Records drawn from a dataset
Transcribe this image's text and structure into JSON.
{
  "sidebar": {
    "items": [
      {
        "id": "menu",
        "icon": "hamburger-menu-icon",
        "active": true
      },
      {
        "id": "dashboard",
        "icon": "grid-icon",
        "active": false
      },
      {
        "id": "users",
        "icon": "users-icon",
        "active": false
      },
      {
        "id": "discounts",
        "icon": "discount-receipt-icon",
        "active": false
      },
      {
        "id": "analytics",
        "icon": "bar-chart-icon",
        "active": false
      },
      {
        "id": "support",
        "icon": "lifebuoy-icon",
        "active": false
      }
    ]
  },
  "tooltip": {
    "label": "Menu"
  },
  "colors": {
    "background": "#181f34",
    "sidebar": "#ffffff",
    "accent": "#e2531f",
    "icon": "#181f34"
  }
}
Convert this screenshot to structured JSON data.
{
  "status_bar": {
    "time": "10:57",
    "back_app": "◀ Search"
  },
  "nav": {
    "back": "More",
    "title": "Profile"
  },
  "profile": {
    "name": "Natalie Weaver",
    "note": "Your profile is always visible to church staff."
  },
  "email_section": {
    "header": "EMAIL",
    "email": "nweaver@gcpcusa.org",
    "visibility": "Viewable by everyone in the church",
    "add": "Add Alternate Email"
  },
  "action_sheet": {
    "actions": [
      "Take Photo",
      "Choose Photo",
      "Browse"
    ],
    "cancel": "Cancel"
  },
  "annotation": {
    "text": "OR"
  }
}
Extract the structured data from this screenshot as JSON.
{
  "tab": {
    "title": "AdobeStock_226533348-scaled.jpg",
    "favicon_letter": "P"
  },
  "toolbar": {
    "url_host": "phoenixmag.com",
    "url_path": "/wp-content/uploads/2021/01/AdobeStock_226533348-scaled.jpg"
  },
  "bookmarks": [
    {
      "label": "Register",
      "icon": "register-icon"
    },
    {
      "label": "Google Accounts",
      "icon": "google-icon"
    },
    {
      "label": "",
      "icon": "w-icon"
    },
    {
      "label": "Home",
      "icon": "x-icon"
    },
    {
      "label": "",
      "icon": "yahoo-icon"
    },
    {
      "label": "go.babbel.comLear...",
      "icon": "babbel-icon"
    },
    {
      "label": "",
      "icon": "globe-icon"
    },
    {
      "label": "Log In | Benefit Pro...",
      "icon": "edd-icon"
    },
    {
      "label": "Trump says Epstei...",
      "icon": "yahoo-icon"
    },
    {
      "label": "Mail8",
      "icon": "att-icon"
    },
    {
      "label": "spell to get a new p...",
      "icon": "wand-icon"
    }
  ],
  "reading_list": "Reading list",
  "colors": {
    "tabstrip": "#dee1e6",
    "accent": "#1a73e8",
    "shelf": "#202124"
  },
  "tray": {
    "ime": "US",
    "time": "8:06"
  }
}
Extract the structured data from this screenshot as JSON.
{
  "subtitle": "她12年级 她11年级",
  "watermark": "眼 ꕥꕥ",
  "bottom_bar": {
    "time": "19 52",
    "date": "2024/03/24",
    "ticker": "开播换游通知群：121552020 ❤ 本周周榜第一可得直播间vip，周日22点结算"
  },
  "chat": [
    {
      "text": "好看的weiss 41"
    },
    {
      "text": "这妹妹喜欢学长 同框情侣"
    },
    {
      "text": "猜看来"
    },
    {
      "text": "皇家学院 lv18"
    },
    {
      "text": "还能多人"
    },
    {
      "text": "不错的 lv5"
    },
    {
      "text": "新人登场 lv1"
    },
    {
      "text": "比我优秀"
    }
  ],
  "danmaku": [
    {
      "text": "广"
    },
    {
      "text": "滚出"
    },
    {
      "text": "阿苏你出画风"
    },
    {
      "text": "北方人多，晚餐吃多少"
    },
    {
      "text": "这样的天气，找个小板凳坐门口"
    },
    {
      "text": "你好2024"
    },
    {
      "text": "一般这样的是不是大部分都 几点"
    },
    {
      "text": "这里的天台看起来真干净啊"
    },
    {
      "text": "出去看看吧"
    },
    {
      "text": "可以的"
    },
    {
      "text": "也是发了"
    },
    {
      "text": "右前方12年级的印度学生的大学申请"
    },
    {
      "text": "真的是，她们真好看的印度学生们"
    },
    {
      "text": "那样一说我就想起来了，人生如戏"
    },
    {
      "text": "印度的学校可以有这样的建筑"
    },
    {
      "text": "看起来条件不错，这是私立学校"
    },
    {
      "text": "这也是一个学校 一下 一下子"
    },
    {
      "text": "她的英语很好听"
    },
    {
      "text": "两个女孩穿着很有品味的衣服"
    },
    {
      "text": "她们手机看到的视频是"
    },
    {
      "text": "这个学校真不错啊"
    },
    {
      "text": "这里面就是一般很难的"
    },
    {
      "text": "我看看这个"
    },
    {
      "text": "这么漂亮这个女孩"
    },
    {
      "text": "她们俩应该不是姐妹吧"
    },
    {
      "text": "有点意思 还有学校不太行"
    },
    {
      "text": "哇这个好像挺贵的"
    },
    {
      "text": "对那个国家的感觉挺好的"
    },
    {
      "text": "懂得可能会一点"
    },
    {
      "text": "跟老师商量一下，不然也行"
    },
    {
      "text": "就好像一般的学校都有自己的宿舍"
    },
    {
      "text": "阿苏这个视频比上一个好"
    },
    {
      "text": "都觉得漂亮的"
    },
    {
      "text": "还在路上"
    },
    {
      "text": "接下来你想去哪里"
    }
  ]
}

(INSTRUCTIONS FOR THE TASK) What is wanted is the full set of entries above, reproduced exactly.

(ANSWER TO THIS TASK)
Transcribe this image's text and structure into JSON.
{
  "sidebar": {
    "items": [
      {
        "id": "menu",
        "icon": "hamburger-menu-icon",
        "active": true
      },
      {
        "id": "dashboard",
        "icon": "grid-icon",
        "active": false
      },
      {
        "id": "users",
        "icon": "users-icon",
        "active": false
      },
      {
        "id": "discounts",
        "icon": "discount-receipt-icon",
        "active": false
      },
      {
        "id": "analytics",
        "icon": "bar-chart-icon",
        "active": false
      },
      {
        "id": "support",
        "icon": "lifebuoy-icon",
        "active": false
      }
    ]
  },
  "tooltip": {
    "label": "Menu"
  },
  "colors": {
    "background": "#181f34",
    "sidebar": "#ffffff",
    "accent": "#e2531f",
    "icon": "#181f34"
  }
}
Convert this screenshot to structured JSON data.
{
  "status_bar": {
    "time": "10:57",
    "back_app": "◀ Search"
  },
  "nav": {
    "back": "More",
    "title": "Profile"
  },
  "profile": {
    "name": "Natalie Weaver",
    "note": "Your profile is always visible to church staff."
  },
  "email_section": {
    "header": "EMAIL",
    "email": "nweaver@gcpcusa.org",
    "visibility": "Viewable by everyone in the church",
    "add": "Add Alternate Email"
  },
  "action_sheet": {
    "actions": [
      "Take Photo",
      "Choose Photo",
      "Browse"
    ],
    "cancel": "Cancel"
  },
  "annotation": {
    "text": "OR"
  }
}
Extract the structured data from this screenshot as JSON.
{
  "tab": {
    "title": "AdobeStock_226533348-scaled.jpg",
    "favicon_letter": "P"
  },
  "toolbar": {
    "url_host": "phoenixmag.com",
    "url_path": "/wp-content/uploads/2021/01/AdobeStock_226533348-scaled.jpg"
  },
  "bookmarks": [
    {
      "label": "Register",
      "icon": "register-icon"
    },
    {
      "label": "Google Accounts",
      "icon": "google-icon"
    },
    {
      "label": "",
      "icon": "w-icon"
    },
    {
      "label": "Home",
      "icon": "x-icon"
    },
    {
      "label": "",
      "icon": "yahoo-icon"
    },
    {
      "label": "go.babbel.comLear...",
      "icon": "babbel-icon"
    },
    {
      "label": "",
      "icon": "globe-icon"
    },
    {
      "label": "Log In | Benefit Pro...",
      "icon": "edd-icon"
    },
    {
      "label": "Trump says Epstei...",
      "icon": "yahoo-icon"
    },
    {
      "label": "Mail8",
      "icon": "att-icon"
    },
    {
      "label": "spell to get a new p...",
      "icon": "wand-icon"
    }
  ],
  "reading_list": "Reading list",
  "colors": {
    "tabstrip": "#dee1e6",
    "accent": "#1a73e8",
    "shelf": "#202124"
  },
  "tray": {
    "ime": "US",
    "time": "8:06"
  }
}
Extract the structured data from this screenshot as JSON.
{
  "subtitle": "她12年级 她11年级",
  "watermark": "眼 ꕥꕥ",
  "bottom_bar": {
    "time": "19 52",
    "date": "2024/03/24",
    "ticker": "开播换游通知群：121552020 ❤ 本周周榜第一可得直播间vip，周日22点结算"
  },
  "chat": [
    {
      "text": "好看的weiss 41"
    },
    {
      "text": "这妹妹喜欢学长 同框情侣"
    },
    {
      "text": "猜看来"
    },
    {
      "text": "皇家学院 lv18"
    },
    {
      "text": "还能多人"
    },
    {
      "text": "不错的 lv5"
    },
    {
      "text": "新人登场 lv1"
    },
    {
      "text": "比我优秀"
    }
  ],
  "danmaku": [
    {
      "text": "广"
    },
    {
      "text": "滚出"
    },
    {
      "text": "阿苏你出画风"
    },
    {
      "text": "北方人多，晚餐吃多少"
    },
    {
      "text": "这样的天气，找个小板凳坐门口"
    },
    {
      "text": "你好2024"
    },
    {
      "text": "一般这样的是不是大部分都 几点"
    },
    {
      "text": "这里的天台看起来真干净啊"
    },
    {
      "text": "出去看看吧"
    },
    {
      "text": "可以的"
    },
    {
      "text": "也是发了"
    },
    {
      "text": "右前方12年级的印度学生的大学申请"
    },
    {
      "text": "真的是，她们真好看的印度学生们"
    },
    {
      "text": "那样一说我就想起来了，人生如戏"
    },
    {
      "text": "印度的学校可以有这样的建筑"
    },
    {
      "text": "看起来条件不错，这是私立学校"
    },
    {
      "text": "这也是一个学校 一下 一下子"
    },
    {
      "text": "她的英语很好听"
    },
    {
      "text": "两个女孩穿着很有品味的衣服"
    },
    {
      "text": "她们手机看到的视频是"
    },
    {
      "text": "这个学校真不错啊"
    },
    {
      "text": "这里面就是一般很难的"
    },
    {
      "text": "我看看这个"
    },
    {
      "text": "这么漂亮这个女孩"
    },
    {
      "text": "她们俩应该不是姐妹吧"
    },
    {
      "text": "有点意思 还有学校不太行"
    },
    {
      "text": "哇这个好像挺贵的"
    },
    {
      "text": "对那个国家的感觉挺好的"
    },
    {
      "text": "懂得可能会一点"
    },
    {
      "text": "跟老师商量一下，不然也行"
    },
    {
      "text": "就好像一般的学校都有自己的宿舍"
    },
    {
      "text": "阿苏这个视频比上一个好"
    },
    {
      "text": "都觉得漂亮的"
    },
    {
      "text": "还在路上"
    },
    {
      "text": "接下来你想去哪里"
    }
  ]
}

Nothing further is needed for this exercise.